So “what’s your solution?”, is probably what you are thinking. Here goes: cryptography and the use of public and private keys combined with verified identities is today’s solution – or at least the solution I am suggesting – to be compliant.

I’d like to thank my good friend Giannis from Coinomi for his technical contribution. Note – this is a conceptual solution and I look forward to your feedback on improving it or completely dismissing it.

–       You apply for an Estonian e-residency card (e-ID) – you should do so anyway because most likely there is no more secure way of electronically signing a document than using their system. It’s EUR50. The e-ID system is based on RSA encryption using public/private key pairs.
–       When you get your smart ID card and reader you then download a bitcoin wallet and open a separate text file.
­–       You then put the public address of your bitcoin wallet in the text file with your Estonian public key and sign it with your bitcoin private key and then sign the text document with your Estonian private key. Easy, right? Maybe not that easy if you have no clue about encryption but reach out if you get stuck and I’ll put you in touch. After you have signed the text file you can – if you need to – hash the document so no changes are subsequently made. This may not be necessary, but some ‘cryptonauts’ just love hashing documents these days, that includes me. This is your bitcoin ‘Certificate’.
–       When you buy bitcoin from someone you present your Certificate to say that your receiving bitcoin public address is yours.
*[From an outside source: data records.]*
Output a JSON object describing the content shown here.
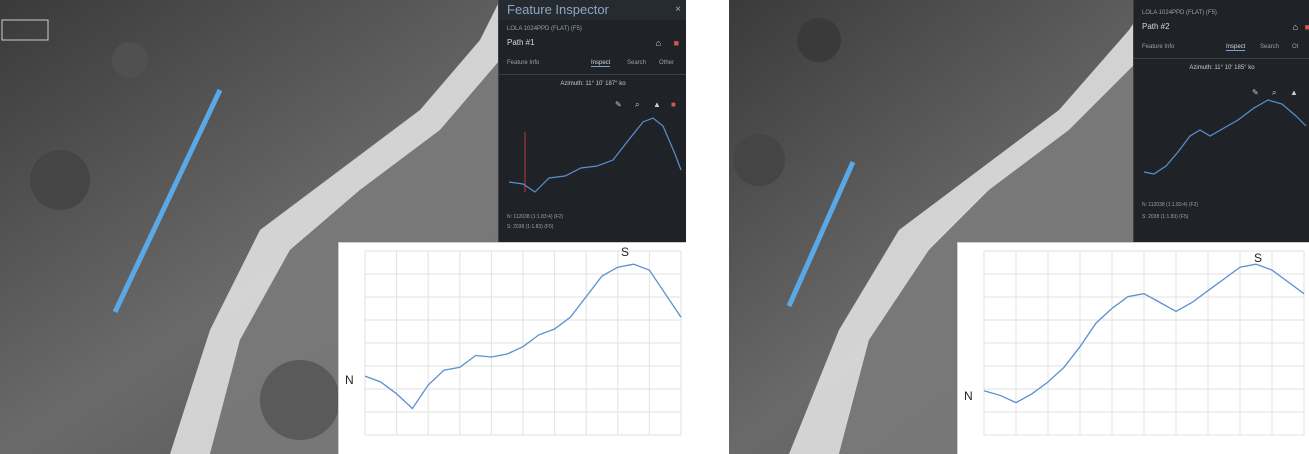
{
  "left": {
    "inspector": {
      "title": "Feature Inspector",
      "close_label": "×",
      "subtitle": "LOLA 1024PPD (FLAT) (F5)",
      "path_label": "Path #1",
      "tabs": [
        "Feature Info",
        "Inspect",
        "Search",
        "Other"
      ],
      "azimuth": "Azimuth: 11° 10′ 187° ko",
      "legend": [
        "N: 112038 (1:1.83:4) (F2)",
        "S: 2038 (1:1.83) (F5)"
      ]
    },
    "profile": {
      "n_label": "N",
      "s_label": "S"
    }
  },
  "right": {
    "inspector": {
      "subtitle": "LOLA 1024PPD (FLAT) (F5)",
      "path_label": "Path #2",
      "tabs": [
        "Feature Info",
        "Inspect",
        "Search",
        "Ot"
      ],
      "azimuth": "Azimuth: 11° 10′ 185° ko",
      "legend": [
        "N: 112038 (1:1.83:4) (F2)",
        "S: 2038 (1:1.83) (F5)"
      ]
    },
    "profile": {
      "n_label": "N",
      "s_label": "S"
    }
  },
  "colors": {
    "path_line": "#5aa9e6",
    "profile_line": "#5b8fd1",
    "inspector_bg": "#1f2328",
    "accent_red": "#d9534f"
  },
  "chart_data": [
    {
      "type": "line",
      "title": "",
      "x": [
        0,
        1,
        2,
        3,
        4,
        5,
        6,
        7,
        8,
        9,
        10,
        11,
        12,
        13,
        14,
        15,
        16,
        17,
        18,
        19,
        20
      ],
      "series": [
        {
          "values": [
            40,
            36,
            28,
            18,
            34,
            44,
            46,
            54,
            53,
            55,
            60,
            68,
            72,
            80,
            94,
            108,
            114,
            116,
            112,
            96,
            80
          ]
        }
      ],
      "annotations": [
        "N",
        "S"
      ]
    },
    {
      "type": "line",
      "title": "",
      "x": [
        0,
        1,
        2,
        3,
        4,
        5,
        6,
        7,
        8,
        9,
        10,
        11,
        12,
        13,
        14,
        15,
        16,
        17,
        18,
        19,
        20
      ],
      "series": [
        {
          "values": [
            30,
            27,
            22,
            28,
            36,
            46,
            60,
            76,
            86,
            94,
            96,
            90,
            84,
            90,
            98,
            106,
            114,
            116,
            112,
            104,
            96
          ]
        }
      ],
      "annotations": [
        "N",
        "S"
      ]
    }
  ]
}
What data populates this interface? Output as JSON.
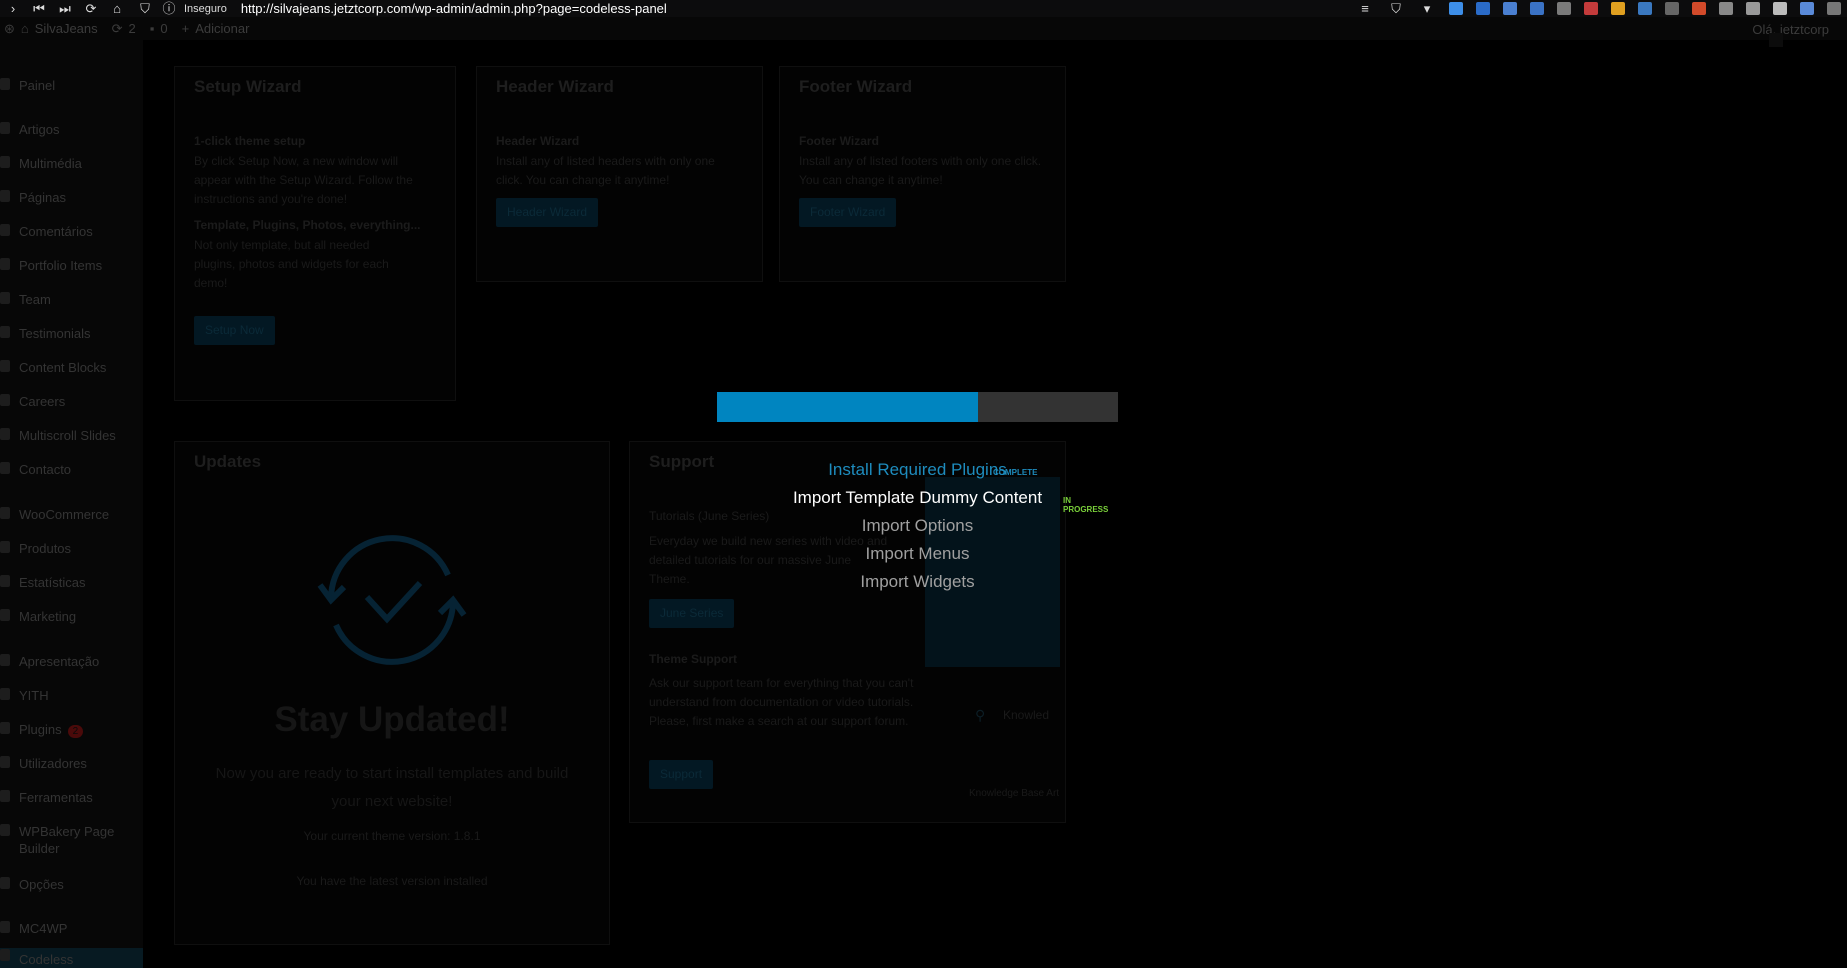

If they don’t believe you they will send an encrypted message to your Estonian public key and bitcoin public key to see if you can decrypt it.
–       That’s it. Happy bitcoining with full AML compliance.

What is more – and this goes out to the digital currency regulated intermediaries out there who spend sleepless nights wondering where the bitcoin being deposited on their exchange is coming from, and track a million IP addresses to identify asymmetric information provided by customers – just ask your customers if they have an e-ID, if they do then ask them to produce the Certificate, if they can produce it then you know for sure that they are depositing bitcoin with you – obviously from the public address disclosed in the Certificate – that they own.

I appreciate by the way that this solution is hardly “fingerprint and swipe your Apple Watch to pay”, but it is a stop-gap until someone builds a simple Certificate app based on the e-ID API. Happy programming.

Follow me on twitter to start the conversation @adam_diacle

Thomas Oliver Matthews